[Data records for software interfaces]
* * *

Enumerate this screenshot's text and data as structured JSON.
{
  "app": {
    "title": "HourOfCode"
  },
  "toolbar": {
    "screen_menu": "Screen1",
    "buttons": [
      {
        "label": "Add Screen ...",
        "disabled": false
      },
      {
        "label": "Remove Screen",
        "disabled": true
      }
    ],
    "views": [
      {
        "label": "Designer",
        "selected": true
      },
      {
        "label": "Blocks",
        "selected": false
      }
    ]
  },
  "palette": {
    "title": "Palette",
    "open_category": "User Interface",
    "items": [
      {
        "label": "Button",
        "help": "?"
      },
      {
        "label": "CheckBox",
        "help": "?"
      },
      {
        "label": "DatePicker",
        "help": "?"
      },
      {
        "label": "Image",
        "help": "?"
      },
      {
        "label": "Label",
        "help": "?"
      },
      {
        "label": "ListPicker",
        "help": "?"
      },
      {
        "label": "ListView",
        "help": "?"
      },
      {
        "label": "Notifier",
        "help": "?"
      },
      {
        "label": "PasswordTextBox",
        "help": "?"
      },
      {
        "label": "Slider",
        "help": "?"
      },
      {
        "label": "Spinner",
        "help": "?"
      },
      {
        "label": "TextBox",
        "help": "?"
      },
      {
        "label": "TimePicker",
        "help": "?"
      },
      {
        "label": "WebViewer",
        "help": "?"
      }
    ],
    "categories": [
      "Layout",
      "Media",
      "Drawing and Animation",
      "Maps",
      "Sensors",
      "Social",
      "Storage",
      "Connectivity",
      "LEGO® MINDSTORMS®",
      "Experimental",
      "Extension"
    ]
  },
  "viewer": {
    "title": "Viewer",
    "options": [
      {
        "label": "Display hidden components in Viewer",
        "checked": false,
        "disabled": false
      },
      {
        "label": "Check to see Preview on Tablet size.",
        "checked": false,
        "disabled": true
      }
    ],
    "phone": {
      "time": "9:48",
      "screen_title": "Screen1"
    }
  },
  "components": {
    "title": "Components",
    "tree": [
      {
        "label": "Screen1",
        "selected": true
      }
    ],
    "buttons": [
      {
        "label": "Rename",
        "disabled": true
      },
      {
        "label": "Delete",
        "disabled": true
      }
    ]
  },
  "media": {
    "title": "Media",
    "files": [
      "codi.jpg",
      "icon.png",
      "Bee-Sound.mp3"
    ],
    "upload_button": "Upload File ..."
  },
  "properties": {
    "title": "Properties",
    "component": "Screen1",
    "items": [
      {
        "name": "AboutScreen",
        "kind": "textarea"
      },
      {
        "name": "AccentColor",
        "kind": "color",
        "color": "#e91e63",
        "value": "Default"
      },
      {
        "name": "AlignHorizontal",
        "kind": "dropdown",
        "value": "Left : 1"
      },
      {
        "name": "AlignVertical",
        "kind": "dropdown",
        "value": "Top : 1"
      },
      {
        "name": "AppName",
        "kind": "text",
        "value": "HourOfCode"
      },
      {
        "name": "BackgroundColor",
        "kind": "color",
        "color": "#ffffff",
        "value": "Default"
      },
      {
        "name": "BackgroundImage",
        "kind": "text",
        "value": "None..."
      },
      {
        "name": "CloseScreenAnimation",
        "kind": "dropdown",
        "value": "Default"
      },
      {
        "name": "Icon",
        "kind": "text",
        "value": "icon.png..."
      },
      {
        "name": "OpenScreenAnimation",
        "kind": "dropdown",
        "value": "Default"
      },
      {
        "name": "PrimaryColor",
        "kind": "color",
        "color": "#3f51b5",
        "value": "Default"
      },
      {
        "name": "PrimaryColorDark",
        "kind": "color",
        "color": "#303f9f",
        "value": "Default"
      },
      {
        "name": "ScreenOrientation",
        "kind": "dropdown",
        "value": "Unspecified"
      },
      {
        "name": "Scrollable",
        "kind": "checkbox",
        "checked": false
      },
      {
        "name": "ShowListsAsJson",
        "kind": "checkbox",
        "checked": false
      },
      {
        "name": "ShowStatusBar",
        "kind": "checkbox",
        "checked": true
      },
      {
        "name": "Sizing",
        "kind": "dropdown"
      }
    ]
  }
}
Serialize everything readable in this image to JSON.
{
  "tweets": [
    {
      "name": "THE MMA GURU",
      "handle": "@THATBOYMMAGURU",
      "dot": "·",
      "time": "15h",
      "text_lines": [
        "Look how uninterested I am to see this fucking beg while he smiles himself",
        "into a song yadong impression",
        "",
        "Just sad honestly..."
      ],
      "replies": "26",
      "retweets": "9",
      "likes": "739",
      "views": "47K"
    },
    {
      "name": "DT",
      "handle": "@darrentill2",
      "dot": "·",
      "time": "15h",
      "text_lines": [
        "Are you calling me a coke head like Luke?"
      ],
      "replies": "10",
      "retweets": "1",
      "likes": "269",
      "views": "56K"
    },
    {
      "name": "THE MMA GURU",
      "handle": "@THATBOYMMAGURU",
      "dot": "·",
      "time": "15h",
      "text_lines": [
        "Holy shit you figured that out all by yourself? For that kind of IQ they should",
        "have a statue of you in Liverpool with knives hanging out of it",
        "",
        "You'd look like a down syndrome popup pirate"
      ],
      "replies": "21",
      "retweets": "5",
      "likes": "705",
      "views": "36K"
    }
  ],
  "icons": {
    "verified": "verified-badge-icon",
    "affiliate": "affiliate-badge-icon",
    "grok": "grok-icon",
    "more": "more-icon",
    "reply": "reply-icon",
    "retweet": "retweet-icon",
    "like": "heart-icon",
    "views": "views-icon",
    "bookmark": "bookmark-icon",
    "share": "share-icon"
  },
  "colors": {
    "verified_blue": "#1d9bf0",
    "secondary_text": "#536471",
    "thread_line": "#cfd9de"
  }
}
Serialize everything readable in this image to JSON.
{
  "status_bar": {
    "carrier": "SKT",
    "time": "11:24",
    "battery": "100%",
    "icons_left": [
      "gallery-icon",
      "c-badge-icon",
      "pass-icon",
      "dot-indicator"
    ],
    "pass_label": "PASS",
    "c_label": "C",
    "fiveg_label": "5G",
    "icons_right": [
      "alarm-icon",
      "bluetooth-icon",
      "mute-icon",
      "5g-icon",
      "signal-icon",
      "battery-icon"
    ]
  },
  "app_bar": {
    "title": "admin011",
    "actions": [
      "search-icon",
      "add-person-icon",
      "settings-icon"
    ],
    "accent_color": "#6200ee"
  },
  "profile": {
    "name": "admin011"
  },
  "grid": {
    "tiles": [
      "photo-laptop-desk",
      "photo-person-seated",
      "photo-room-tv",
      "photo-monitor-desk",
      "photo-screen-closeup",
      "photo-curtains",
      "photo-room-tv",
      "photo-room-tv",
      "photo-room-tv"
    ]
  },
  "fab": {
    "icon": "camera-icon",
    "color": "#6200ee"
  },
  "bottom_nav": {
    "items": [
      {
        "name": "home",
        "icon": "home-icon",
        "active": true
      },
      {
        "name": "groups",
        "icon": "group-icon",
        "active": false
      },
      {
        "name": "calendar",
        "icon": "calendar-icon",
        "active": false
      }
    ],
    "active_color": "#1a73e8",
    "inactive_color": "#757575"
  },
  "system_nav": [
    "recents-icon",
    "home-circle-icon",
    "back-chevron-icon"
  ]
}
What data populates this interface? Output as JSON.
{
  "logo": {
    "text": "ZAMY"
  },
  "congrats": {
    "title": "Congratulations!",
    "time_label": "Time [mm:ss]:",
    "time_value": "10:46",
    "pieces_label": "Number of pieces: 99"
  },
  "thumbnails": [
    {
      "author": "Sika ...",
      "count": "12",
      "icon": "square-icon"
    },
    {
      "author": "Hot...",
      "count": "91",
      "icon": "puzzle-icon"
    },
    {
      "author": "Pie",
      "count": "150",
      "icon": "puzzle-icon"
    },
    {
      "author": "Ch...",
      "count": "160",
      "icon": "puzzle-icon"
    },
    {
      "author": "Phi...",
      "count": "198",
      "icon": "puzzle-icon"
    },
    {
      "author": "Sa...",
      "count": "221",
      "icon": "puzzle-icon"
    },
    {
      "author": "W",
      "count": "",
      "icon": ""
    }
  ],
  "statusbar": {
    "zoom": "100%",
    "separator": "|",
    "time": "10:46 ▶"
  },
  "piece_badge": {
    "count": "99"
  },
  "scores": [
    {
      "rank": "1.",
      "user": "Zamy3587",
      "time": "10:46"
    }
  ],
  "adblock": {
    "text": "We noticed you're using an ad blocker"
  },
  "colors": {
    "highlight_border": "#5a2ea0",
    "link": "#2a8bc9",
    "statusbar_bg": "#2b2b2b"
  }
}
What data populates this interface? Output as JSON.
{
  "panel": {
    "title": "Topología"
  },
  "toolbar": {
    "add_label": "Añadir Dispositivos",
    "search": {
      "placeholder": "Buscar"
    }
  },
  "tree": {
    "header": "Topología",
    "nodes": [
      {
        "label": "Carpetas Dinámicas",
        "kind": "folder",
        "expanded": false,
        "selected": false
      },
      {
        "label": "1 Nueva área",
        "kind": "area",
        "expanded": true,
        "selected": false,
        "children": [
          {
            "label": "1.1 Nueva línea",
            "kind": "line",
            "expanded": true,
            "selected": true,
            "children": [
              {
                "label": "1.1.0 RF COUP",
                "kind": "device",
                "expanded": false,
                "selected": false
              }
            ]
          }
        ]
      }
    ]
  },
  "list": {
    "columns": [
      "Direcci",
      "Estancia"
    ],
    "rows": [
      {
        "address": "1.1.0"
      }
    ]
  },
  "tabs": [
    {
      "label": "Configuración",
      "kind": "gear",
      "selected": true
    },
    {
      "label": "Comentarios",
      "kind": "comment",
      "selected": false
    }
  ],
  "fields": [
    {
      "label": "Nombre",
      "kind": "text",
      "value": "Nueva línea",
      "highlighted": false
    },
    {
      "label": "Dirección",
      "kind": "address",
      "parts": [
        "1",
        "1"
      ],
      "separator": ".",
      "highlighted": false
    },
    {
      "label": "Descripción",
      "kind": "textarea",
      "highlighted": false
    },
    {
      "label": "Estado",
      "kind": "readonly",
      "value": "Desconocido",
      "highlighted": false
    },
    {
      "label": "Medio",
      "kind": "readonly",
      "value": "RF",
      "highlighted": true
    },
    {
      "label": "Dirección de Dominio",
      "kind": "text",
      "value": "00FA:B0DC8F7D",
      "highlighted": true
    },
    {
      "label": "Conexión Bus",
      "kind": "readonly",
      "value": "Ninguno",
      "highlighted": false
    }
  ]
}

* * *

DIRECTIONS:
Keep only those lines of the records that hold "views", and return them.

ANSWER:
    "views": [
      "views": "47K"
      "views": "56K"
      "views": "36K"
    "views": "views-icon",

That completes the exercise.